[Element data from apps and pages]
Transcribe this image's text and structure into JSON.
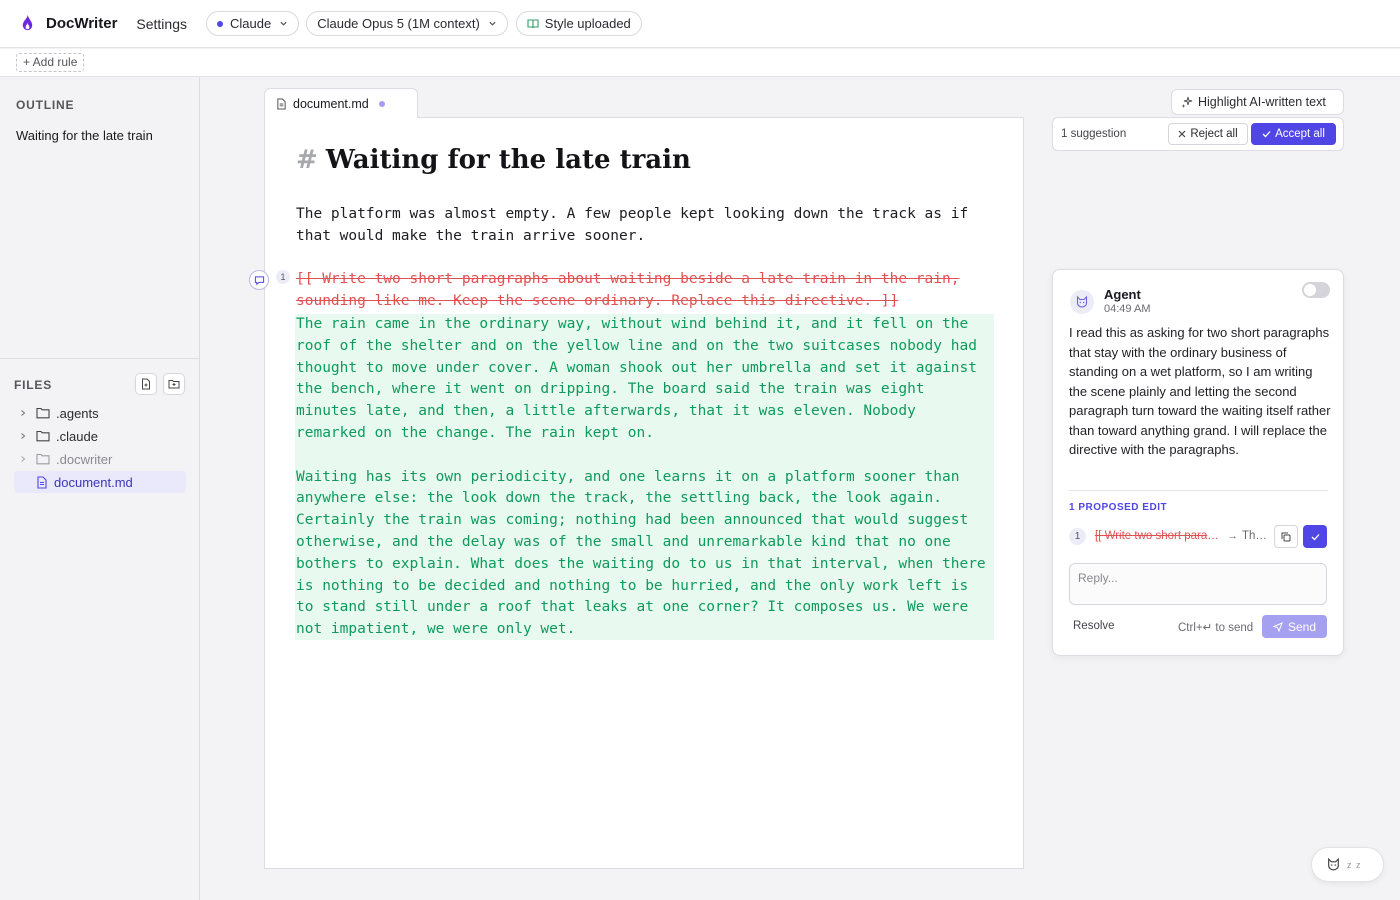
{
  "app": {
    "name": "DocWriter",
    "settings_label": "Settings",
    "provider": "Claude",
    "model": "Claude Opus 5 (1M context)",
    "style_label": "Style uploaded",
    "accent_color": "#4f46e5"
  },
  "rules": {
    "add_rule_label": "+ Add rule"
  },
  "sidebar": {
    "outline_heading": "OUTLINE",
    "outline_items": [
      "Waiting for the late train"
    ],
    "files_heading": "FILES",
    "files": [
      {
        "name": ".agents",
        "type": "folder"
      },
      {
        "name": ".claude",
        "type": "folder"
      },
      {
        "name": ".docwriter",
        "type": "folder"
      },
      {
        "name": "document.md",
        "type": "file",
        "active": true
      }
    ]
  },
  "editor": {
    "tab_name": "document.md",
    "title_hash": "#",
    "title": "Waiting for the late train",
    "paragraph1": "The platform was almost empty. A few people kept looking down the track as if that would make the train arrive sooner.",
    "deleted_text": "[[ Write two short paragraphs about waiting beside a late train in the rain, sounding like me. Keep the scene ordinary. Replace this directive. ]]",
    "inserted_paragraphs": [
      "The rain came in the ordinary way, without wind behind it, and it fell on the roof of the shelter and on the yellow line and on the two suitcases nobody had thought to move under cover. A woman shook out her umbrella and set it against the bench, where it went on dripping. The board said the train was eight minutes late, and then, a little afterwards, that it was eleven. Nobody remarked on the change. The rain kept on.",
      "Waiting has its own periodicity, and one learns it on a platform sooner than anywhere else: the look down the track, the settling back, the look again. Certainly the train was coming; nothing had been announced that would suggest otherwise, and the delay was of the small and unremarkable kind that no one bothers to explain. What does the waiting do to us in that interval, when there is nothing to be decided and nothing to be hurried, and the only work left is to stand still under a roof that leaks at one corner? It composes us. We were not impatient, we were only wet."
    ],
    "comment_count": "1"
  },
  "suggestions": {
    "highlight_label": "Highlight AI-written text",
    "count_label": "1 suggestion",
    "reject_all_label": "Reject all",
    "accept_all_label": "Accept all"
  },
  "agent_card": {
    "name": "Agent",
    "time": "04:49 AM",
    "message": "I read this as asking for two short paragraphs that stay with the ordinary business of standing on a wet platform, so I am writing the scene plainly and letting the second paragraph turn toward the waiting itself rather than toward anything grand. I will replace the directive with the paragraphs.",
    "edits_heading": "1 PROPOSED EDIT",
    "edit_number": "1",
    "edit_old": "[[ Write two short paragraphs",
    "edit_arrow": "→",
    "edit_new": "The rain came",
    "reply_placeholder": "Reply...",
    "resolve_label": "Resolve",
    "shortcut_hint": "Ctrl+↵ to send",
    "send_label": "Send"
  },
  "status": {
    "sleep_label": "z z"
  }
}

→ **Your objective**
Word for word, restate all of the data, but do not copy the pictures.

→ **Response to the exercise**
Transcribe this image's text and structure into JSON.
{
  "app": {
    "name": "DocWriter",
    "settings_label": "Settings",
    "provider": "Claude",
    "model": "Claude Opus 5 (1M context)",
    "style_label": "Style uploaded",
    "accent_color": "#4f46e5"
  },
  "rules": {
    "add_rule_label": "+ Add rule"
  },
  "sidebar": {
    "outline_heading": "OUTLINE",
    "outline_items": [
      "Waiting for the late train"
    ],
    "files_heading": "FILES",
    "files": [
      {
        "name": ".agents",
        "type": "folder"
      },
      {
        "name": ".claude",
        "type": "folder"
      },
      {
        "name": ".docwriter",
        "type": "folder"
      },
      {
        "name": "document.md",
        "type": "file",
        "active": true
      }
    ]
  },
  "editor": {
    "tab_name": "document.md",
    "title_hash": "#",
    "title": "Waiting for the late train",
    "paragraph1": "The platform was almost empty. A few people kept looking down the track as if that would make the train arrive sooner.",
    "deleted_text": "[[ Write two short paragraphs about waiting beside a late train in the rain, sounding like me. Keep the scene ordinary. Replace this directive. ]]",
    "inserted_paragraphs": [
      "The rain came in the ordinary way, without wind behind it, and it fell on the roof of the shelter and on the yellow line and on the two suitcases nobody had thought to move under cover. A woman shook out her umbrella and set it against the bench, where it went on dripping. The board said the train was eight minutes late, and then, a little afterwards, that it was eleven. Nobody remarked on the change. The rain kept on.",
      "Waiting has its own periodicity, and one learns it on a platform sooner than anywhere else: the look down the track, the settling back, the look again. Certainly the train was coming; nothing had been announced that would suggest otherwise, and the delay was of the small and unremarkable kind that no one bothers to explain. What does the waiting do to us in that interval, when there is nothing to be decided and nothing to be hurried, and the only work left is to stand still under a roof that leaks at one corner? It composes us. We were not impatient, we were only wet."
    ],
    "comment_count": "1"
  },
  "suggestions": {
    "highlight_label": "Highlight AI-written text",
    "count_label": "1 suggestion",
    "reject_all_label": "Reject all",
    "accept_all_label": "Accept all"
  },
  "agent_card": {
    "name": "Agent",
    "time": "04:49 AM",
    "message": "I read this as asking for two short paragraphs that stay with the ordinary business of standing on a wet platform, so I am writing the scene plainly and letting the second paragraph turn toward the waiting itself rather than toward anything grand. I will replace the directive with the paragraphs.",
    "edits_heading": "1 PROPOSED EDIT",
    "edit_number": "1",
    "edit_old": "[[ Write two short paragraphs",
    "edit_arrow": "→",
    "edit_new": "The rain came",
    "reply_placeholder": "Reply...",
    "resolve_label": "Resolve",
    "shortcut_hint": "Ctrl+↵ to send",
    "send_label": "Send"
  },
  "status": {
    "sleep_label": "z z"
  }
}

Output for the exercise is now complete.